Challenges the team faced

As they plowed through building a prototype for their idea, there were problems.

First, since RoboBin needed to be an accessory to already existing public trash bins, the device needed to withstand the elements of varying nature and human abuse. 

“The system needs to be very robust and reliable, as any major downtimes would defeat the purpose of the bin altogether,” said Viramgama.

Second, since the kinds of waste thrown out in every city or region vary, RoboBin needed to be trained with a highly comprehensive library of images of different types of trash. 

After winning the KPMG challenge, the team has further improved their model by adding more options, such as compactors, solar panel power source, and IoT-based sensors for condition-based monitoring on their prospective clients’ requirements. 

An idea with legs 

For team Paramount AI, the best way to overcome the challenges blocking their creative idea was to be practical. 

Before pitching their idea at the KPMG challenge, the students conducted a thorough research of the current waste management market, collected a comprehensive list of publications and press lists, and found the most feasible business model. 

For example, in their final presentation, they used the amount of waste generated in an actual theme park as a micro version of how and where in real life they would apply RoboBin.

“This team in particular brought to life the business case for their idea … This idea has legs. They’re in discussions with some organizations about taking it further,” Anthony Coops, KPMG partner and Ideation Challenge judge, told CBC News. 

The students are planning to test out RoboBin in their local neighborhood first.

“Our initial step would be to launch RoboBin in a local scale in our neighbourhood in order to gain consumer feedback, user experience data and test the feasibility and scalability,” said Viramgama. 

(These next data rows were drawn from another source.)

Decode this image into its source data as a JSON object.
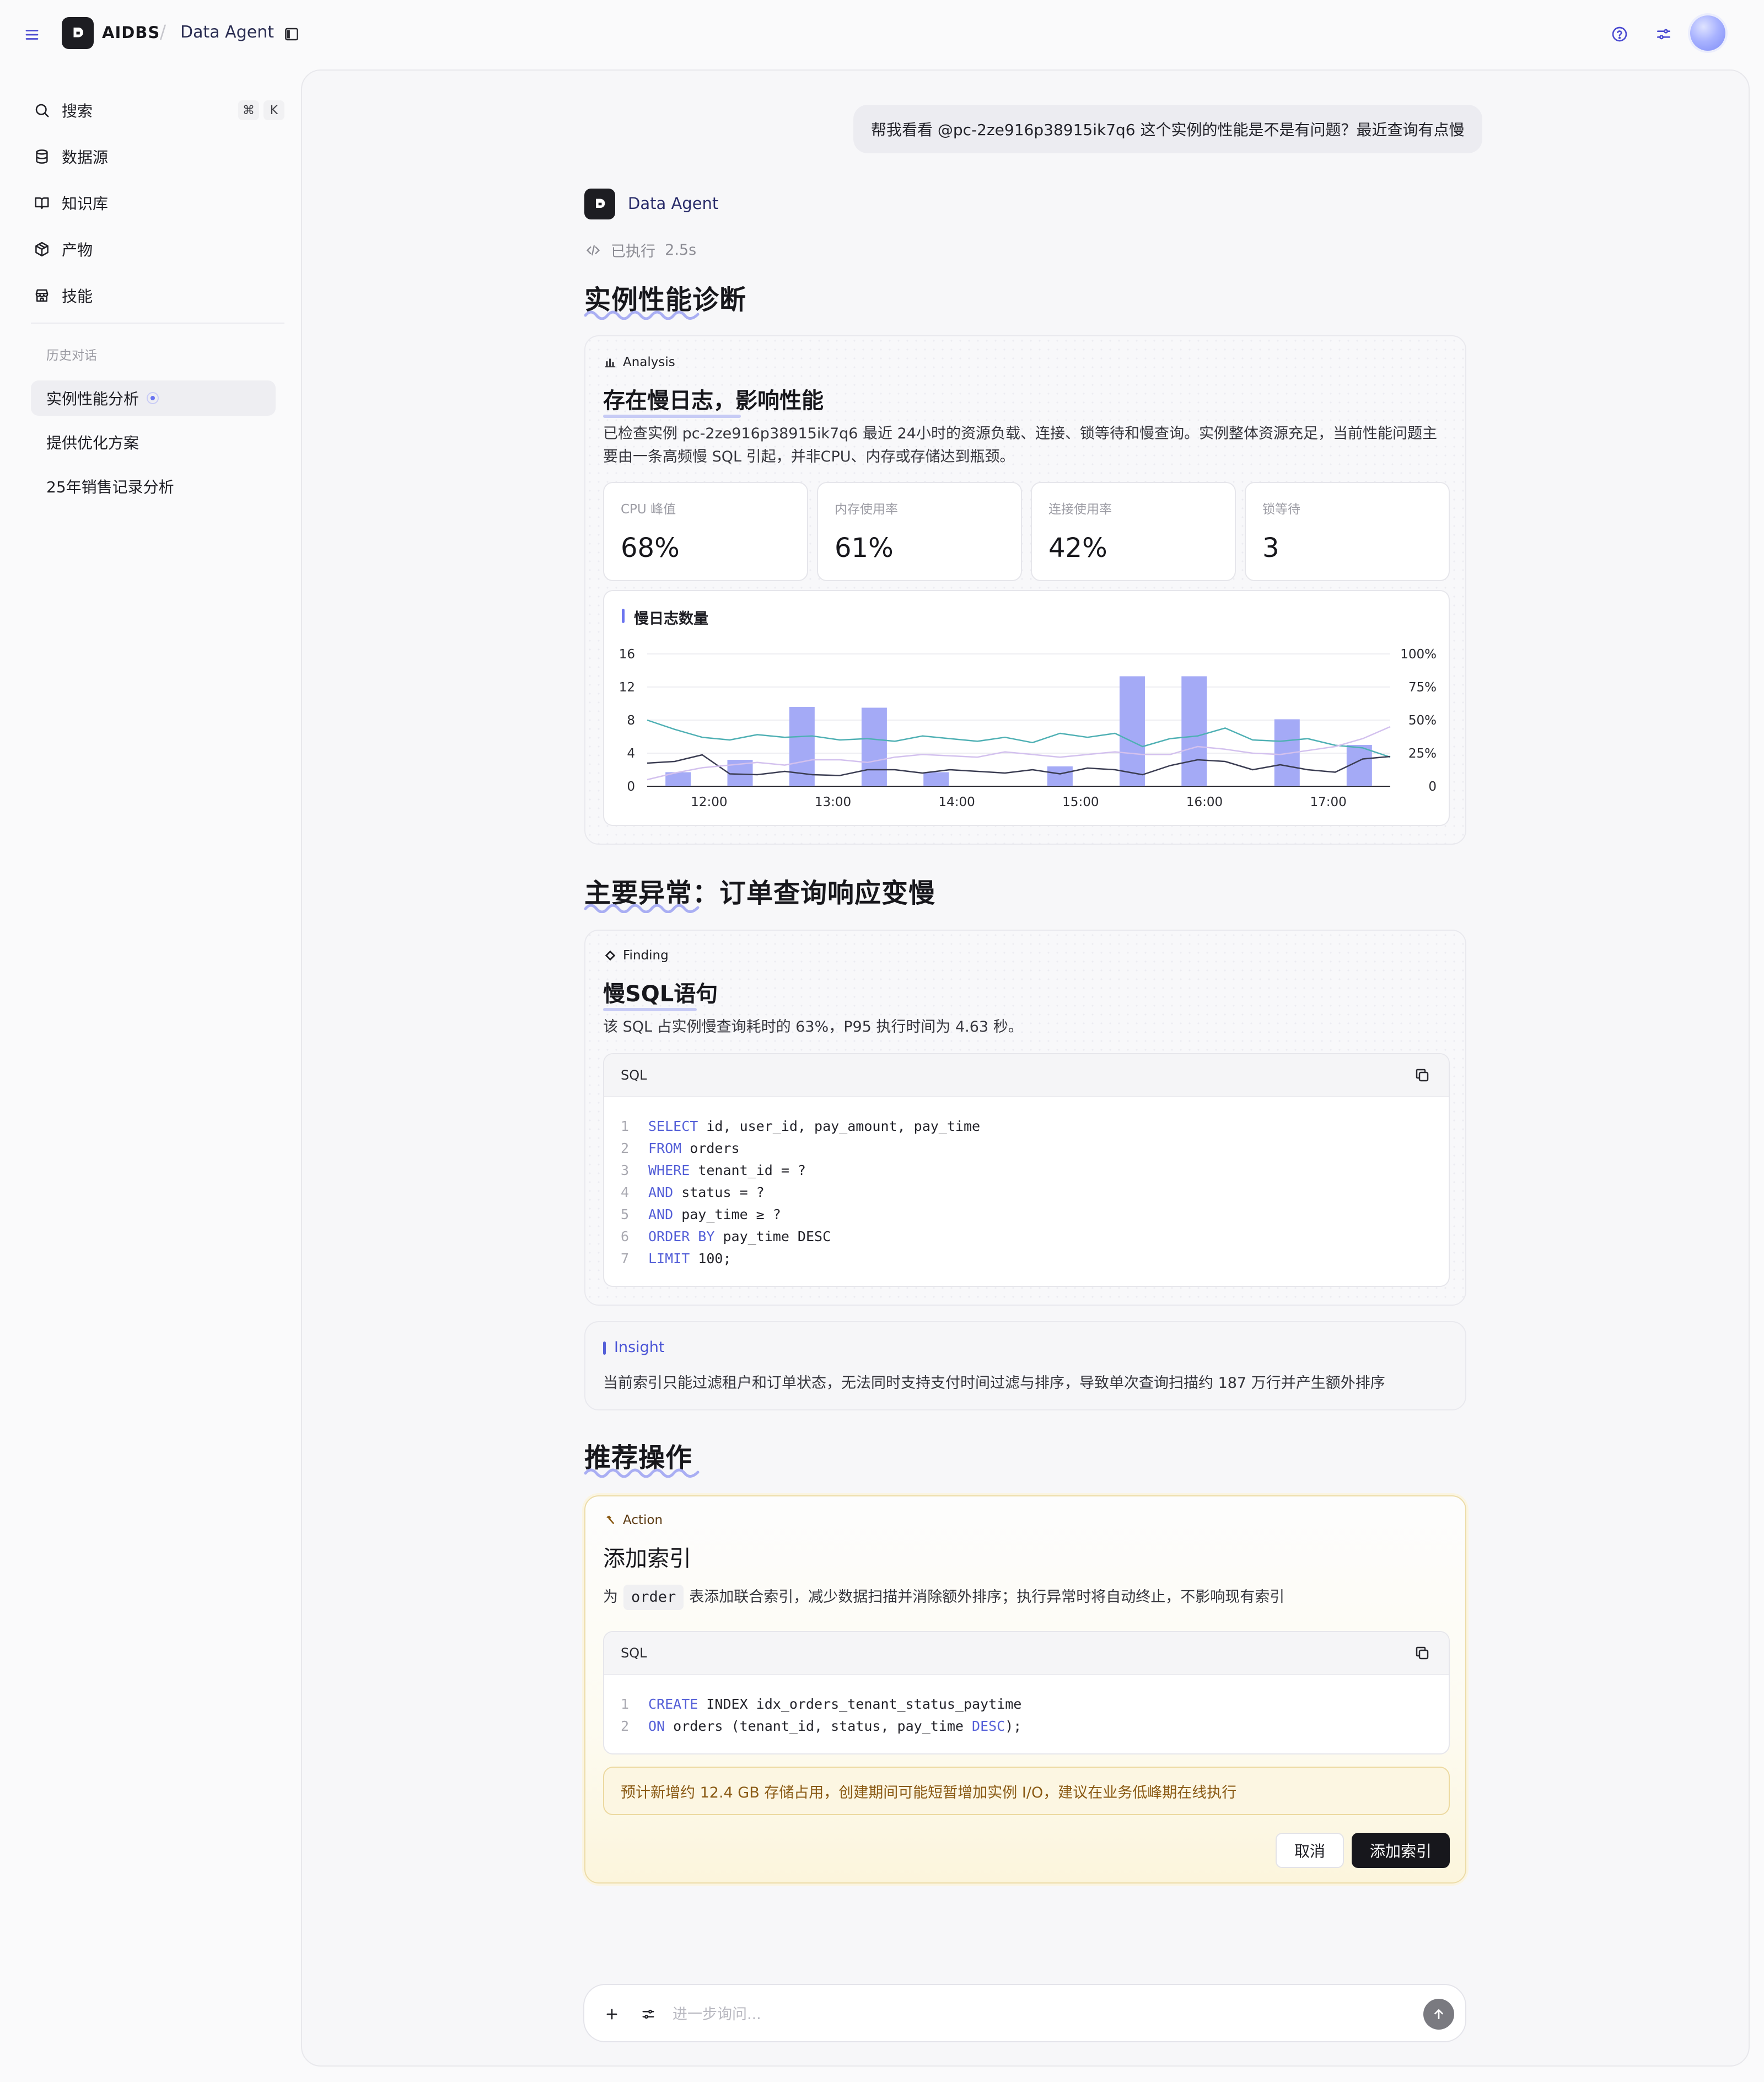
{
  "topbar": {
    "brand": "AIDBS",
    "separator": "/",
    "breadcrumb": "Data Agent"
  },
  "sidebar": {
    "items": [
      {
        "icon": "search-icon",
        "label": "搜索"
      },
      {
        "icon": "database-icon",
        "label": "数据源"
      },
      {
        "icon": "book-icon",
        "label": "知识库"
      },
      {
        "icon": "package-icon",
        "label": "产物"
      },
      {
        "icon": "store-icon",
        "label": "技能"
      }
    ],
    "shortcut": [
      "⌘",
      "K"
    ],
    "history_header": "历史对话",
    "history": [
      "实例性能分析",
      "提供优化方案",
      "25年销售记录分析"
    ]
  },
  "chat": {
    "user_message": "帮我看看 @pc-2ze916p38915ik7q6 这个实例的性能是不是有问题？最近查询有点慢",
    "agent_name": "Data Agent",
    "exec_label": "已执行",
    "exec_time": "2.5s",
    "section1": "实例性能诊断",
    "analysis": {
      "tag": "Analysis",
      "title": "存在慢日志，影响性能",
      "text": "已检查实例 pc-2ze916p38915ik7q6 最近 24小时的资源负载、连接、锁等待和慢查询。实例整体资源充足，当前性能问题主要由一条高频慢 SQL 引起，并非CPU、内存或存储达到瓶颈。",
      "metrics": [
        {
          "label": "CPU 峰值",
          "value": "68%"
        },
        {
          "label": "内存使用率",
          "value": "61%"
        },
        {
          "label": "连接使用率",
          "value": "42%"
        },
        {
          "label": "锁等待",
          "value": "3"
        }
      ]
    },
    "section2": "主要异常：订单查询响应变慢",
    "finding": {
      "tag": "Finding",
      "title": "慢SQL语句",
      "text": "该 SQL 占实例慢查询耗时的 63%，P95 执行时间为 4.63 秒。",
      "code_lang": "SQL",
      "code": [
        [
          "1",
          "SELECT",
          " id, user_id, pay_amount, pay_time"
        ],
        [
          "2",
          "FROM",
          " orders"
        ],
        [
          "3",
          "WHERE",
          " tenant_id = ?"
        ],
        [
          "4",
          "AND",
          " status = ?"
        ],
        [
          "5",
          "AND",
          " pay_time ≥ ?"
        ],
        [
          "6",
          "ORDER BY",
          " pay_time DESC"
        ],
        [
          "7",
          "LIMIT",
          " 100;"
        ]
      ]
    },
    "insight": {
      "tag": "Insight",
      "text": "当前索引只能过滤租户和订单状态，无法同时支持支付时间过滤与排序，导致单次查询扫描约 187 万行并产生额外排序"
    },
    "section3": "推荐操作",
    "action": {
      "tag": "Action",
      "title": "添加索引",
      "text_pre": "为",
      "code_inline": "order",
      "text_post": "表添加联合索引，减少数据扫描并消除额外排序；执行异常时将自动终止，不影响现有索引",
      "code_lang": "SQL",
      "code": [
        [
          "1",
          "CREATE",
          " INDEX idx_orders_tenant_status_paytime",
          ""
        ],
        [
          "2",
          "ON",
          " orders (tenant_id, status, pay_time ",
          "DESC",
          ");"
        ]
      ],
      "warning": "预计新增约 12.4 GB 存储占用，创建期间可能短暂增加实例 I/O，建议在业务低峰期在线执行",
      "cancel": "取消",
      "confirm": "添加索引"
    },
    "composer": {
      "placeholder": "进一步询问..."
    }
  },
  "chart_data": {
    "type": "bar",
    "title": "慢日志数量",
    "x_ticks": [
      "12:00",
      "13:00",
      "14:00",
      "15:00",
      "16:00",
      "17:00"
    ],
    "bars": [
      {
        "x": "11:45",
        "value": 1.7
      },
      {
        "x": "12:15",
        "value": 3.2
      },
      {
        "x": "12:45",
        "value": 9.6
      },
      {
        "x": "13:20",
        "value": 9.5
      },
      {
        "x": "13:50",
        "value": 1.7
      },
      {
        "x": "14:50",
        "value": 2.4
      },
      {
        "x": "15:25",
        "value": 13.3
      },
      {
        "x": "15:55",
        "value": 13.3
      },
      {
        "x": "16:40",
        "value": 8.1
      },
      {
        "x": "17:15",
        "value": 5.0
      }
    ],
    "y_left": {
      "ticks": [
        0,
        4,
        8,
        12,
        16
      ],
      "range": [
        0,
        16
      ]
    },
    "y_right": {
      "ticks": [
        "0",
        "25%",
        "50%",
        "75%",
        "100%"
      ],
      "range": [
        0,
        100
      ]
    },
    "lines": [
      {
        "color": "#4fb0b4",
        "axis": "right",
        "values": [
          50,
          43,
          37,
          35,
          39,
          37,
          38,
          35,
          36,
          34,
          38,
          36,
          34,
          37,
          33,
          40,
          37,
          40,
          30,
          36,
          38,
          44,
          35,
          34,
          36,
          31,
          29,
          22
        ]
      },
      {
        "color": "#3b3d52",
        "axis": "left",
        "values": [
          2.8,
          3.0,
          3.8,
          1.5,
          1.4,
          1.8,
          1.4,
          1.3,
          2.0,
          2.0,
          1.6,
          2.0,
          1.8,
          1.6,
          2.0,
          1.5,
          2.2,
          2.0,
          1.4,
          2.5,
          3.2,
          3.0,
          2.0,
          2.6,
          2.0,
          1.7,
          3.3,
          3.6
        ]
      },
      {
        "color": "#d3c1ee",
        "axis": "right",
        "values": [
          5,
          10,
          14,
          16,
          18,
          16,
          20,
          20,
          18,
          22,
          24,
          23,
          22,
          26,
          24,
          22,
          24,
          26,
          24,
          24,
          30,
          28,
          25,
          24,
          27,
          30,
          36,
          45
        ]
      }
    ],
    "colors": {
      "bar": "#a4aaf6",
      "grid": "#e9e9ee"
    }
  }
}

With the results and appropriate upgrades, they will then pitch the idea to the city of Toronto. 

After launching with the city of Toronto, they are hoping to expand gradually into the private sector, such as theme parks, restaurants, airports and business spaces.  

Ethical AI 

Setting all their accomplishments aside, the students’ biggest goal is to hone the future of AI in an ethical, multicultural and unbiased way to solve global problems. 

Despite a common belief, boosted with media scare, of technology advancing at the cost of loss of ethics and invasion of privacy, the students hope RoboBin can show the world how AI, when put into good use, can be ethical. 

For example, they programmed RoboBin to capture only an image of the object that is thrown in a trash bin but not the image of the person throwing the object in the bin. 

“With the development of technology, people think that it comes with the cost of increase in bias and loss of ethics. That is not true always,” said Viramgama. “In our product, we also considered ethics while we designed the AI solution for waste segregation.”